Media Releases

When work interferes with life: Study reveals new insights about a common stressor.

January 12, 2010

TORONTO, ON – As many as 50 per cent of peo­ple bring their work home with them reg­u­lar­ly, accord­ing to new research out of the Uni­ver­si­ty of Toron­to that describes the stress asso­ci­at­ed with work-life bal­ance and the fac­tors that pre­dict it. 

Researchers mea­sured the extent to which work was inter­fer­ing with per­son­al time using data from a nation­al sur­vey of 1,800 Amer­i­can work­ers.
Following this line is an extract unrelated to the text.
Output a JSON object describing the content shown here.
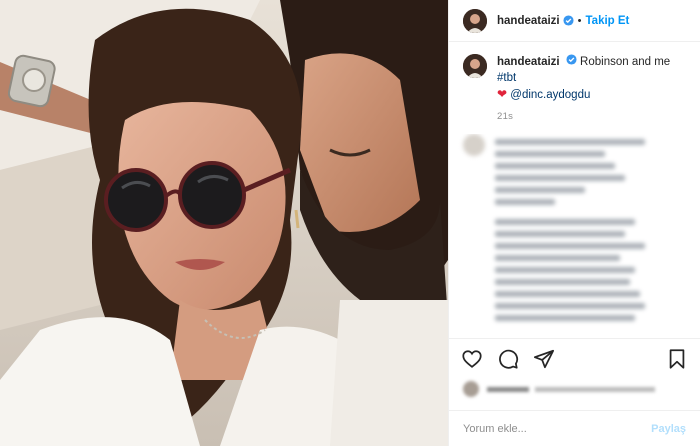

Soci­ol­o­gy pro­fes­sor Scott Schie­man (UofT) and his coau­thors Melis­sa Milkie (Uni­ver­si­ty of Mary­land) and PhD stu­dent Paul Glavin (UofT) asked par­tic­i­pants ques­tions like: “How often does your job inter­fere with your home or fam­i­ly life?”; “How often does your job inter­fere with your social or leisure activ­i­ties?”; and “How often do you think about things going on at work when you are not work­ing?” 

Schie­man says, “Near­ly half of the pop­u­la­tion reports that these sit­u­a­tions occur ‘some­times’ or ‘fre­quent­ly,’ which is par­tic­u­lar­ly con­cern­ing giv­en that the neg­a­tive health impacts of an imbal­ance between work life and pri­vate life are well-doc­u­ment­ed.” 

The authors describe five core sets of find­ings: 

  • Peo­ple with col­lege or post­grad­u­ate degrees tend to report their work inter­feres with their per­son­al life more than those with a high school degree;
  • Pro­fes­sion­als tend to report their work inter­feres with their home life more than peo­ple in all oth­er occu­pa­tion­al cat­e­gories;
  • Sev­er­al job-relat­ed demands pre­dict more work seep­ing into the home life: inter­per­son­al con­flict at work, job inse­cu­ri­ty, nox­ious envi­ron­ments, and high-pres­sure sit­u­a­tions; how­ev­er, hav­ing con­trol over the pace of one’s own work dimin­ish­es the neg­a­tive effects of high-pres­sure sit­u­a­tions;
  • Sev­er­al job-relat­ed resources also pre­dict more work inter­fer­ence with home life: job author­i­ty, job skill lev­el, deci­sion-mak­ing lat­i­tude, and per­son­al earn­ings;
  • As pre­dict­ed, work­ing long hours (50-plus per week) is asso­ci­at­ed with more work inter­fer­ence at home—surprisingly, how­ev­er, that rela­tion­ship is stronger among peo­ple who have some or full con­trol over the tim­ing of their work; 

“We found sev­er­al sur­pris­ing pat­terns,” says Schie­man. “Peo­ple who are well-edu­cat­ed, pro­fes­sion­als and those with job-relat­ed resources report that their work inter­feres with their per­son­al lives more fre­quent­ly, reflect­ing what we refer to as ‘the stress of high­er sta­tus.’ While many ben­e­fits undoubt­ed­ly accrue to those in high­er sta­tus posi­tions and con­di­tions, a down­side is the greater like­li­hood of work inter­fer­ing with per­son­al life.”


For more infor­ma­tion on the study, appear­ing in the Decem­ber 2009 issue of the jour­nal Amer­i­can Soci­o­log­i­cal Review, please con­tact: 

Scott Schie­man, lead author

April Kemick
Media Rela­tions Offi­cer